● **Work to complete**: For this exercise, print the records below verbatim.

● **Interface dataset entries**:
# # #
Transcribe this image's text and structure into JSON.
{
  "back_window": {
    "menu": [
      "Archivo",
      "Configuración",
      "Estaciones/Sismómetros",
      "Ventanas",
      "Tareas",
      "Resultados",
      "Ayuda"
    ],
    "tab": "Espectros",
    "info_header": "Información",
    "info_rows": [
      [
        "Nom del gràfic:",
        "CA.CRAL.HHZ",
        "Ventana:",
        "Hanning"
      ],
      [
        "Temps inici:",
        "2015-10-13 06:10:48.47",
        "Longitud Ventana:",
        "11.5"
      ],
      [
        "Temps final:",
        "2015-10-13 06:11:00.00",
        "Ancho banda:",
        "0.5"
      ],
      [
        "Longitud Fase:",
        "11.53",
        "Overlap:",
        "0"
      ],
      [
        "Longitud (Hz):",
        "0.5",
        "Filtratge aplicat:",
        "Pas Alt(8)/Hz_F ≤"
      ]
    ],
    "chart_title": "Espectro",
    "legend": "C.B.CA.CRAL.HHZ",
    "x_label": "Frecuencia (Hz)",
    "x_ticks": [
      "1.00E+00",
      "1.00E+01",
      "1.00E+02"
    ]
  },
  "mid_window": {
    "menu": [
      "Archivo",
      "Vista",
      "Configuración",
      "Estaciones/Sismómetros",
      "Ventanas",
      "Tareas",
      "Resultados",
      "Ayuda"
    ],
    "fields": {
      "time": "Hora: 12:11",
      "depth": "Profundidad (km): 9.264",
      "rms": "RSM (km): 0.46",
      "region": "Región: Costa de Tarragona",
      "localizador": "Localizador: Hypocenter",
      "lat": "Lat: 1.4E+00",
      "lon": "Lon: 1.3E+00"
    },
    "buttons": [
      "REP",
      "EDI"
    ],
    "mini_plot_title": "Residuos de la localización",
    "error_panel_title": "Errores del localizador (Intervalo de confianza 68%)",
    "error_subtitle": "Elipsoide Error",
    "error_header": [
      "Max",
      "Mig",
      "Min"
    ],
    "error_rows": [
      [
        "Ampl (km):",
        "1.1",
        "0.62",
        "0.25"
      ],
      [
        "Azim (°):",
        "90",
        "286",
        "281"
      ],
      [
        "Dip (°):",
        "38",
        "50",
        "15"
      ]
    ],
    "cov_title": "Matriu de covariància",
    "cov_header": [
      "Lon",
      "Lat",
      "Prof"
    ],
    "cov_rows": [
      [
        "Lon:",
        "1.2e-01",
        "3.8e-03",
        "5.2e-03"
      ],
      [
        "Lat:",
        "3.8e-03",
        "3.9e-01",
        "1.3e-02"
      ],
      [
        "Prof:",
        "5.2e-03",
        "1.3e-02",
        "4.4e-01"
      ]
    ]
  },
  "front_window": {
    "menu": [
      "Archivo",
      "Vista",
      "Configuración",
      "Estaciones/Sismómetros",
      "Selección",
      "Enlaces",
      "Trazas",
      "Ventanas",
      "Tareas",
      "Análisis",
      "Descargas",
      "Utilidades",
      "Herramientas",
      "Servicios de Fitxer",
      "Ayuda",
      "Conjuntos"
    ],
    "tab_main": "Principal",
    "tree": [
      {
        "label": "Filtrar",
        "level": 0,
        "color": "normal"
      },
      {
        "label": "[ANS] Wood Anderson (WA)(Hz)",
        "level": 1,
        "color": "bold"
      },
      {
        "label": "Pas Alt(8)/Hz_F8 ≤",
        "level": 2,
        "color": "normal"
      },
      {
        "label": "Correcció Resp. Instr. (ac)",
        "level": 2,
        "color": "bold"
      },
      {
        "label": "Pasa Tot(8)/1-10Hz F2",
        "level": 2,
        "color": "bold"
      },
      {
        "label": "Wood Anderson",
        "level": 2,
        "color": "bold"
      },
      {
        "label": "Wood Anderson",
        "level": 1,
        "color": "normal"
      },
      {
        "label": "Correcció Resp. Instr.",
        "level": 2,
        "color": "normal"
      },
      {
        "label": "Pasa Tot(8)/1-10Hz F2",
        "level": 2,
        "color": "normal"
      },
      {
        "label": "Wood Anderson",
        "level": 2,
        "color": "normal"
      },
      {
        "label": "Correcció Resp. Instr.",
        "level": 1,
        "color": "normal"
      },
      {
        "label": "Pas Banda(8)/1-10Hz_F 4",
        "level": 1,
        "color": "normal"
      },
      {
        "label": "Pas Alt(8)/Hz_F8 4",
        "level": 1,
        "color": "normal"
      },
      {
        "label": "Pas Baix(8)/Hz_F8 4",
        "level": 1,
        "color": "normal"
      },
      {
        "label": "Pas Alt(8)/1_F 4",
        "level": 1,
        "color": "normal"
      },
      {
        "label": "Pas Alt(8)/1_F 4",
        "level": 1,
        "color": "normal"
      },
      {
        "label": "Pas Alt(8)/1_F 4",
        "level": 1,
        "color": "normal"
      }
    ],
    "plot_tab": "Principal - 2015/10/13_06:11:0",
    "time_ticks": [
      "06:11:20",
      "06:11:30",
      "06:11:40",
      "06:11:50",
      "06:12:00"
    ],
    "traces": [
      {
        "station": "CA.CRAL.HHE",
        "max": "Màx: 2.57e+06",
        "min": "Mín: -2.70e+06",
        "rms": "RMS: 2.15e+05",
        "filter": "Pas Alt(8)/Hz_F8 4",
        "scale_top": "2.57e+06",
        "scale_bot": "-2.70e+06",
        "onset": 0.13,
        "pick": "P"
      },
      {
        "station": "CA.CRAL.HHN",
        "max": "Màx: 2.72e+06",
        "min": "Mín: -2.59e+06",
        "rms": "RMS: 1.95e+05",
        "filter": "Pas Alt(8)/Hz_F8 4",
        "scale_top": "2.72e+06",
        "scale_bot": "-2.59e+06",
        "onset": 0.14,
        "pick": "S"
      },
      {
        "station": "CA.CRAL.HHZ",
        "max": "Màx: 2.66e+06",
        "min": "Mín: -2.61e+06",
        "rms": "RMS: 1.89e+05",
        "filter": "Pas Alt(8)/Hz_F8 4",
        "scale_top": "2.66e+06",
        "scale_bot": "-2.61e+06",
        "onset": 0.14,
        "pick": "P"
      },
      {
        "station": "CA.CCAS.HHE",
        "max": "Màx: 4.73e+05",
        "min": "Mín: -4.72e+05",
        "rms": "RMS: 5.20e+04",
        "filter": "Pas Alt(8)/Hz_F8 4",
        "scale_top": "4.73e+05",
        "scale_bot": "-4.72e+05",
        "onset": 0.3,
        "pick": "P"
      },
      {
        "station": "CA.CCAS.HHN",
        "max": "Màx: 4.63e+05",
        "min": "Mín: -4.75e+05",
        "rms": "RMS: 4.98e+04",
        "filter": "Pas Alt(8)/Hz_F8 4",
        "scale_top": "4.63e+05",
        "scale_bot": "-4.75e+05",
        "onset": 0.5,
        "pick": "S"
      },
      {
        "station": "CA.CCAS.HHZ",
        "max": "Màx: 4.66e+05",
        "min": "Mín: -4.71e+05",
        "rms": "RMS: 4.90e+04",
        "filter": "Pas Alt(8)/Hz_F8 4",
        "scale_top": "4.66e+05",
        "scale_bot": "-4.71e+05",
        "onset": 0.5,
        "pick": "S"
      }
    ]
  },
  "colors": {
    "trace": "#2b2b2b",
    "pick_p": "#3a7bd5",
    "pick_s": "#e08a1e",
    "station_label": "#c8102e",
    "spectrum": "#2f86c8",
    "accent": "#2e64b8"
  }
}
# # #
● **Task response**:
Transcribe this image's text and structure into JSON.
{
  "back_window": {
    "menu": [
      "Archivo",
      "Configuración",
      "Estaciones/Sismómetros",
      "Ventanas",
      "Tareas",
      "Resultados",
      "Ayuda"
    ],
    "tab": "Espectros",
    "info_header": "Información",
    "info_rows": [
      [
        "Nom del gràfic:",
        "CA.CRAL.HHZ",
        "Ventana:",
        "Hanning"
      ],
      [
        "Temps inici:",
        "2015-10-13 06:10:48.47",
        "Longitud Ventana:",
        "11.5"
      ],
      [
        "Temps final:",
        "2015-10-13 06:11:00.00",
        "Ancho banda:",
        "0.5"
      ],
      [
        "Longitud Fase:",
        "11.53",
        "Overlap:",
        "0"
      ],
      [
        "Longitud (Hz):",
        "0.5",
        "Filtratge aplicat:",
        "Pas Alt(8)/Hz_F ≤"
      ]
    ],
    "chart_title": "Espectro",
    "legend": "C.B.CA.CRAL.HHZ",
    "x_label": "Frecuencia (Hz)",
    "x_ticks": [
      "1.00E+00",
      "1.00E+01",
      "1.00E+02"
    ]
  },
  "mid_window": {
    "menu": [
      "Archivo",
      "Vista",
      "Configuración",
      "Estaciones/Sismómetros",
      "Ventanas",
      "Tareas",
      "Resultados",
      "Ayuda"
    ],
    "fields": {
      "time": "Hora: 12:11",
      "depth": "Profundidad (km): 9.264",
      "rms": "RSM (km): 0.46",
      "region": "Región: Costa de Tarragona",
      "localizador": "Localizador: Hypocenter",
      "lat": "Lat: 1.4E+00",
      "lon": "Lon: 1.3E+00"
    },
    "buttons": [
      "REP",
      "EDI"
    ],
    "mini_plot_title": "Residuos de la localización",
    "error_panel_title": "Errores del localizador (Intervalo de confianza 68%)",
    "error_subtitle": "Elipsoide Error",
    "error_header": [
      "Max",
      "Mig",
      "Min"
    ],
    "error_rows": [
      [
        "Ampl (km):",
        "1.1",
        "0.62",
        "0.25"
      ],
      [
        "Azim (°):",
        "90",
        "286",
        "281"
      ],
      [
        "Dip (°):",
        "38",
        "50",
        "15"
      ]
    ],
    "cov_title": "Matriu de covariància",
    "cov_header": [
      "Lon",
      "Lat",
      "Prof"
    ],
    "cov_rows": [
      [
        "Lon:",
        "1.2e-01",
        "3.8e-03",
        "5.2e-03"
      ],
      [
        "Lat:",
        "3.8e-03",
        "3.9e-01",
        "1.3e-02"
      ],
      [
        "Prof:",
        "5.2e-03",
        "1.3e-02",
        "4.4e-01"
      ]
    ]
  },
  "front_window": {
    "menu": [
      "Archivo",
      "Vista",
      "Configuración",
      "Estaciones/Sismómetros",
      "Selección",
      "Enlaces",
      "Trazas",
      "Ventanas",
      "Tareas",
      "Análisis",
      "Descargas",
      "Utilidades",
      "Herramientas",
      "Servicios de Fitxer",
      "Ayuda",
      "Conjuntos"
    ],
    "tab_main": "Principal",
    "tree": [
      {
        "label": "Filtrar",
        "level": 0,
        "color": "normal"
      },
      {
        "label": "[ANS] Wood Anderson (WA)(Hz)",
        "level": 1,
        "color": "bold"
      },
      {
        "label": "Pas Alt(8)/Hz_F8 ≤",
        "level": 2,
        "color": "normal"
      },
      {
        "label": "Correcció Resp. Instr. (ac)",
        "level": 2,
        "color": "bold"
      },
      {
        "label": "Pasa Tot(8)/1-10Hz F2",
        "level": 2,
        "color": "bold"
      },
      {
        "label": "Wood Anderson",
        "level": 2,
        "color": "bold"
      },
      {
        "label": "Wood Anderson",
        "level": 1,
        "color": "normal"
      },
      {
        "label": "Correcció Resp. Instr.",
        "level": 2,
        "color": "normal"
      },
      {
        "label": "Pasa Tot(8)/1-10Hz F2",
        "level": 2,
        "color": "normal"
      },
      {
        "label": "Wood Anderson",
        "level": 2,
        "color": "normal"
      },
      {
        "label": "Correcció Resp. Instr.",
        "level": 1,
        "color": "normal"
      },
      {
        "label": "Pas Banda(8)/1-10Hz_F 4",
        "level": 1,
        "color": "normal"
      },
      {
        "label": "Pas Alt(8)/Hz_F8 4",
        "level": 1,
        "color": "normal"
      },
      {
        "label": "Pas Baix(8)/Hz_F8 4",
        "level": 1,
        "color": "normal"
      },
      {
        "label": "Pas Alt(8)/1_F 4",
        "level": 1,
        "color": "normal"
      },
      {
        "label": "Pas Alt(8)/1_F 4",
        "level": 1,
        "color": "normal"
      },
      {
        "label": "Pas Alt(8)/1_F 4",
        "level": 1,
        "color": "normal"
      }
    ],
    "plot_tab": "Principal - 2015/10/13_06:11:0",
    "time_ticks": [
      "06:11:20",
      "06:11:30",
      "06:11:40",
      "06:11:50",
      "06:12:00"
    ],
    "traces": [
      {
        "station": "CA.CRAL.HHE",
        "max": "Màx: 2.57e+06",
        "min": "Mín: -2.70e+06",
        "rms": "RMS: 2.15e+05",
        "filter": "Pas Alt(8)/Hz_F8 4",
        "scale_top": "2.57e+06",
        "scale_bot": "-2.70e+06",
        "onset": 0.13,
        "pick": "P"
      },
      {
        "station": "CA.CRAL.HHN",
        "max": "Màx: 2.72e+06",
        "min": "Mín: -2.59e+06",
        "rms": "RMS: 1.95e+05",
        "filter": "Pas Alt(8)/Hz_F8 4",
        "scale_top": "2.72e+06",
        "scale_bot": "-2.59e+06",
        "onset": 0.14,
        "pick": "S"
      },
      {
        "station": "CA.CRAL.HHZ",
        "max": "Màx: 2.66e+06",
        "min": "Mín: -2.61e+06",
        "rms": "RMS: 1.89e+05",
        "filter": "Pas Alt(8)/Hz_F8 4",
        "scale_top": "2.66e+06",
        "scale_bot": "-2.61e+06",
        "onset": 0.14,
        "pick": "P"
      },
      {
        "station": "CA.CCAS.HHE",
        "max": "Màx: 4.73e+05",
        "min": "Mín: -4.72e+05",
        "rms": "RMS: 5.20e+04",
        "filter": "Pas Alt(8)/Hz_F8 4",
        "scale_top": "4.73e+05",
        "scale_bot": "-4.72e+05",
        "onset": 0.3,
        "pick": "P"
      },
      {
        "station": "CA.CCAS.HHN",
        "max": "Màx: 4.63e+05",
        "min": "Mín: -4.75e+05",
        "rms": "RMS: 4.98e+04",
        "filter": "Pas Alt(8)/Hz_F8 4",
        "scale_top": "4.63e+05",
        "scale_bot": "-4.75e+05",
        "onset": 0.5,
        "pick": "S"
      },
      {
        "station": "CA.CCAS.HHZ",
        "max": "Màx: 4.66e+05",
        "min": "Mín: -4.71e+05",
        "rms": "RMS: 4.90e+04",
        "filter": "Pas Alt(8)/Hz_F8 4",
        "scale_top": "4.66e+05",
        "scale_bot": "-4.71e+05",
        "onset": 0.5,
        "pick": "S"
      }
    ]
  },
  "colors": {
    "trace": "#2b2b2b",
    "pick_p": "#3a7bd5",
    "pick_s": "#e08a1e",
    "station_label": "#c8102e",
    "spectrum": "#2f86c8",
    "accent": "#2e64b8"
  }
}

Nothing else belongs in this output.